Long term renters urged to look at protection similar to mortgage holders

Long-term renters should look at ways in which they can financially protect themselves, similar to mortgage holders, a leading insurance company has said.

With rents across the country now 8pc higher on average than their Celtic Tiger peak in 2008, Royal London has urged renters to consider protection against illness and death.

In Dublin, rents are an average of 13.7pc higher than in 2008, according to the Daft.ie rental price report 2016, while data from the 2016 Census shows that there were 469,671 households in rented accommodation in 2016, an increase of nearly 5pc from 2011.

“The profile of ‘renters’ in this country has changed significantly. Traditionally the renting group in Ireland was single people in their 20s and early 30s”, Joe Charles head of proposition at Royal London said.

“Now a growing cohort of families and individuals in their 30s, 40s and 50s are renting at a time when financial security and protection becomes more important as they grow older, settle down, and especially if they have children to look after,” he continued.

Read more: Comment: It’s time to stop faffing about and start treating this housing crisis like the emergency that it really is

The company is advising long-term renters to review their financial capabilities and consider putting their own form of ‘rent protection’ in place, by taking out life insurance policies. They say a good comparable example is when people put mortgage protection cover in place.

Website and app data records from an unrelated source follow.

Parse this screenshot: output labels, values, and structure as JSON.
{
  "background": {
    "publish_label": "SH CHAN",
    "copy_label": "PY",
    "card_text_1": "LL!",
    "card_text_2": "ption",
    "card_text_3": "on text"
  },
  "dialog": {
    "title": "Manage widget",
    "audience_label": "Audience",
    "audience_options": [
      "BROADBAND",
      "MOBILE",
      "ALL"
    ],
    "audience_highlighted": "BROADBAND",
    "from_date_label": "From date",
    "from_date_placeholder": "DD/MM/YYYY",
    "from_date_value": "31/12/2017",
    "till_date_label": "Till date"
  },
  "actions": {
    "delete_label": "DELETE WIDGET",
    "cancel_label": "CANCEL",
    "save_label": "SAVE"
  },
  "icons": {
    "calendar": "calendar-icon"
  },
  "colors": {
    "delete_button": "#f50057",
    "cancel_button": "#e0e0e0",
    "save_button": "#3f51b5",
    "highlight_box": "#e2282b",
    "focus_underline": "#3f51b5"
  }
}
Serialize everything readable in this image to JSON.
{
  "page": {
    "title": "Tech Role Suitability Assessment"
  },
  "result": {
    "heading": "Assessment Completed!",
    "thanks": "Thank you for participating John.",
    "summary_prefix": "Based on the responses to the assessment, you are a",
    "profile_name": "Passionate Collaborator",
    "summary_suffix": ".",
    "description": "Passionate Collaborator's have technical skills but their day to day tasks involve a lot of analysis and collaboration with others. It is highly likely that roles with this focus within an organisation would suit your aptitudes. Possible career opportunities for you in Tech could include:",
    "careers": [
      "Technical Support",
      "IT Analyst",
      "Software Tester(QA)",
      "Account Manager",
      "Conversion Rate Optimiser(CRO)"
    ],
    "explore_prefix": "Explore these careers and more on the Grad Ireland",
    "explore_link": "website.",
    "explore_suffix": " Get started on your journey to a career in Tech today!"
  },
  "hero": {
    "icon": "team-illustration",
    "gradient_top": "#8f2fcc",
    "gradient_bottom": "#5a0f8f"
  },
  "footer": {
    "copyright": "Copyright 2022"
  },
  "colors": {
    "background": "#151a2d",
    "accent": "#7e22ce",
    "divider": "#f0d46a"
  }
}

“Those who are renting long-term should consider doing something similar to those with a mortgage, and put life and/or specified serious illness cover in place, to ensure their rent and other ongoing expenses will continue to be paid for their family should anything happen to them”, Mr Charles said.

Population of Co Louth surges to highest level in recorded history

The population of Co Louth increased by almost 6,000 between April 2011 and April 2016 to 128,884.

That’s according to new Census figures released by the CSO today which show a 4.87% rise in the population of the county over the five year period.

This was greater than the 3.8% national growth, with the country’s population now standing at 4,761,865.

There were 63,633 males in the county in April last year, up 4.72% from 60,763 five years earlier while the number of females in Louth jumped by 5% from 62,134 in 2011 to 65,251 in April 2016.

The population of the county is now at its highest since records began, overtaking the 128,240 registered as living in Louth before the Great Famine in the first Census in 1841.

The average age was 36.4 years compared to 35.2 five years earlier. This was below the national average of 37.4.

There were also 771 Travellers registered in Louth last April, an increase of 16.3% on April 2011.

In relation to marriages, the numbers wed rose by 4.1% from 43,848 to 45,663. It was also revealed that there had been 122 same-sex civil partnerships in Louth as of April 2016.

Meanwhile, the number of people separated and divorced in the county also rose. The number of people separated jumped by 5.5% to 3,811 while the divorce figure was up 17% from 2,539 to 2,971.

On an electoral level, the population increase means there are 150,924 within the Louth/East Meath area. This is a 5.3% increase from 143,272 in 2011 and means there are is now one TD per 30,185 of population.

Check out figures and data at http://talkofthetown.ie/population-of-co-louth-surges-to-highest-level-in-recorded-history/#